### Data about app and page elements
^^^^^^^^

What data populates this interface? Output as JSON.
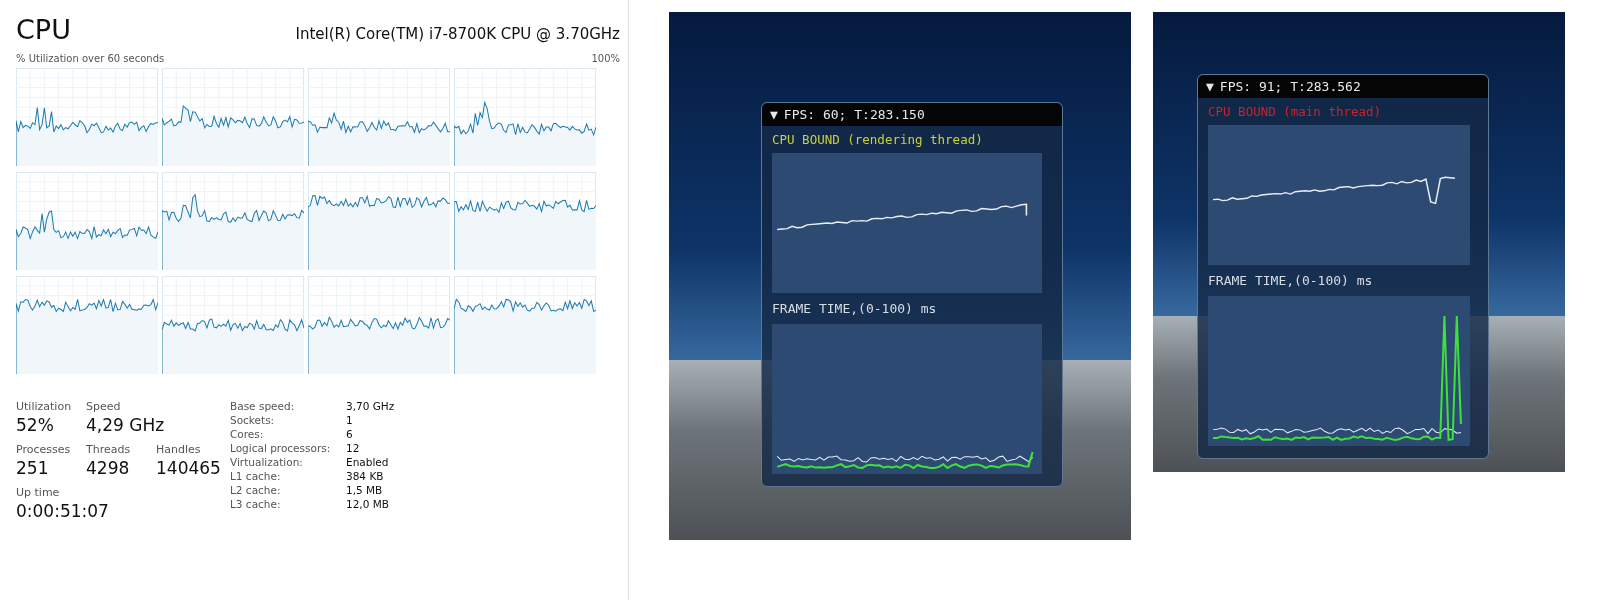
{
  "cpu_panel": {
    "title": "CPU",
    "processor": "Intel(R) Core(TM) i7-8700K CPU @ 3.70GHz",
    "graph_caption": "% Utilization over 60 seconds",
    "graph_max": "100%",
    "stat_rows": [
      [
        {
          "label": "Utilization",
          "value": "52%"
        },
        {
          "label": "Speed",
          "value": "4,29 GHz"
        }
      ],
      [
        {
          "label": "Processes",
          "value": "251"
        },
        {
          "label": "Threads",
          "value": "4298"
        },
        {
          "label": "Handles",
          "value": "140465"
        }
      ],
      [
        {
          "label": "Up time",
          "value": "0:00:51:07"
        }
      ]
    ],
    "details": [
      {
        "label": "Base speed:",
        "value": "3,70 GHz"
      },
      {
        "label": "Sockets:",
        "value": "1"
      },
      {
        "label": "Cores:",
        "value": "6"
      },
      {
        "label": "Logical processors:",
        "value": "12"
      },
      {
        "label": "Virtualization:",
        "value": "Enabled"
      },
      {
        "label": "L1 cache:",
        "value": "384 KB"
      },
      {
        "label": "L2 cache:",
        "value": "1,5 MB"
      },
      {
        "label": "L3 cache:",
        "value": "12,0 MB"
      }
    ]
  },
  "overlays": [
    {
      "toggle": "▼",
      "header": "FPS: 60; T:283.150",
      "status": "CPU BOUND (rendering thread)",
      "color": "#c8d23c",
      "frame_time_label": "FRAME TIME,(0-100) ms"
    },
    {
      "toggle": "▼",
      "header": "FPS: 91; T:283.562",
      "status": "CPU BOUND (main thread)",
      "color": "#d0202a",
      "frame_time_label": "FRAME TIME,(0-100) ms"
    }
  ]
}
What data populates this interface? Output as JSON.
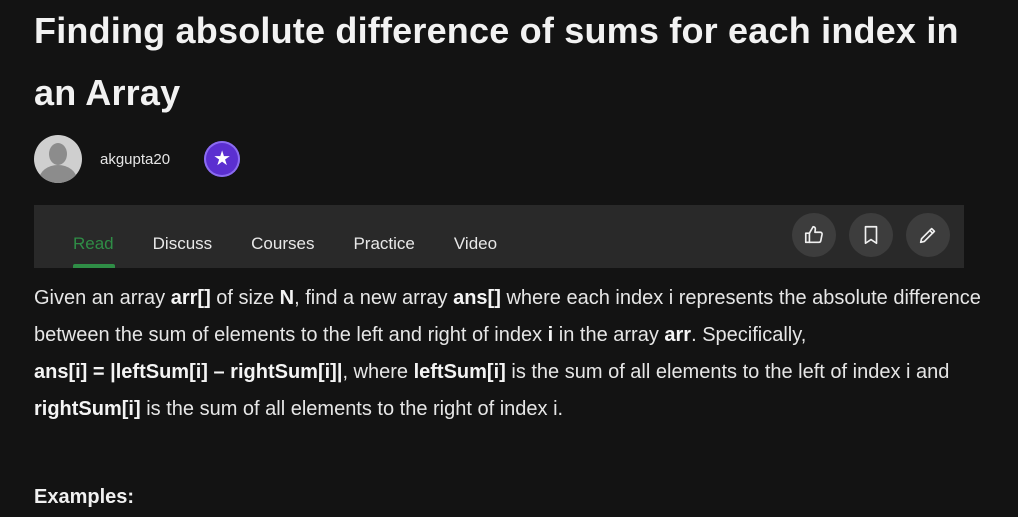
{
  "article": {
    "title": "Finding absolute difference of sums for each index in an Array",
    "author": "akgupta20",
    "badge_icon": "star-badge-icon",
    "accent_color": "#2f8d46",
    "badge_color": "#5b2fd0"
  },
  "tabs": [
    {
      "label": "Read",
      "active": true
    },
    {
      "label": "Discuss",
      "active": false
    },
    {
      "label": "Courses",
      "active": false
    },
    {
      "label": "Practice",
      "active": false
    },
    {
      "label": "Video",
      "active": false
    }
  ],
  "actions": [
    "like-icon",
    "bookmark-icon",
    "edit-icon"
  ],
  "body": {
    "p1": {
      "t1": "Given an array ",
      "b1": "arr[]",
      "t2": " of size ",
      "b2": "N",
      "t3": ", find a new array ",
      "b3": "ans[]",
      "t4": " where each index i represents the absolute difference between the sum of elements to the left and right of index ",
      "b4": "i",
      "t5": " in the array ",
      "b5": "arr",
      "t6": ". Specifically,"
    },
    "p2": {
      "b1": "ans[i] = |leftSum[i] – rightSum[i]|",
      "t1": ", where ",
      "b2": "leftSum[i]",
      "t2": " is the sum of all elements to the left of index i and ",
      "b3": "rightSum[i]",
      "t3": " is the sum of all elements to the right of index i."
    },
    "examples_heading": "Examples:"
  }
}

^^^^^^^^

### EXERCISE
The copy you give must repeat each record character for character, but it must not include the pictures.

### EXERCISE RESULT
What data populates this interface? Output as JSON.
{
  "cpu_panel": {
    "title": "CPU",
    "processor": "Intel(R) Core(TM) i7-8700K CPU @ 3.70GHz",
    "graph_caption": "% Utilization over 60 seconds",
    "graph_max": "100%",
    "stat_rows": [
      [
        {
          "label": "Utilization",
          "value": "52%"
        },
        {
          "label": "Speed",
          "value": "4,29 GHz"
        }
      ],
      [
        {
          "label": "Processes",
          "value": "251"
        },
        {
          "label": "Threads",
          "value": "4298"
        },
        {
          "label": "Handles",
          "value": "140465"
        }
      ],
      [
        {
          "label": "Up time",
          "value": "0:00:51:07"
        }
      ]
    ],
    "details": [
      {
        "label": "Base speed:",
        "value": "3,70 GHz"
      },
      {
        "label": "Sockets:",
        "value": "1"
      },
      {
        "label": "Cores:",
        "value": "6"
      },
      {
        "label": "Logical processors:",
        "value": "12"
      },
      {
        "label": "Virtualization:",
        "value": "Enabled"
      },
      {
        "label": "L1 cache:",
        "value": "384 KB"
      },
      {
        "label": "L2 cache:",
        "value": "1,5 MB"
      },
      {
        "label": "L3 cache:",
        "value": "12,0 MB"
      }
    ]
  },
  "overlays": [
    {
      "toggle": "▼",
      "header": "FPS: 60; T:283.150",
      "status": "CPU BOUND (rendering thread)",
      "color": "#c8d23c",
      "frame_time_label": "FRAME TIME,(0-100) ms"
    },
    {
      "toggle": "▼",
      "header": "FPS: 91; T:283.562",
      "status": "CPU BOUND (main thread)",
      "color": "#d0202a",
      "frame_time_label": "FRAME TIME,(0-100) ms"
    }
  ]
}
What data populates this interface? Output as JSON.
{
  "article": {
    "title": "Finding absolute difference of sums for each index in an Array",
    "author": "akgupta20",
    "badge_icon": "star-badge-icon",
    "accent_color": "#2f8d46",
    "badge_color": "#5b2fd0"
  },
  "tabs": [
    {
      "label": "Read",
      "active": true
    },
    {
      "label": "Discuss",
      "active": false
    },
    {
      "label": "Courses",
      "active": false
    },
    {
      "label": "Practice",
      "active": false
    },
    {
      "label": "Video",
      "active": false
    }
  ],
  "actions": [
    "like-icon",
    "bookmark-icon",
    "edit-icon"
  ],
  "body": {
    "p1": {
      "t1": "Given an array ",
      "b1": "arr[]",
      "t2": " of size ",
      "b2": "N",
      "t3": ", find a new array ",
      "b3": "ans[]",
      "t4": " where each index i represents the absolute difference between the sum of elements to the left and right of index ",
      "b4": "i",
      "t5": " in the array ",
      "b5": "arr",
      "t6": ". Specifically,"
    },
    "p2": {
      "b1": "ans[i] = |leftSum[i] – rightSum[i]|",
      "t1": ", where ",
      "b2": "leftSum[i]",
      "t2": " is the sum of all elements to the left of index i and ",
      "b3": "rightSum[i]",
      "t3": " is the sum of all elements to the right of index i."
    },
    "examples_heading": "Examples:"
  }
}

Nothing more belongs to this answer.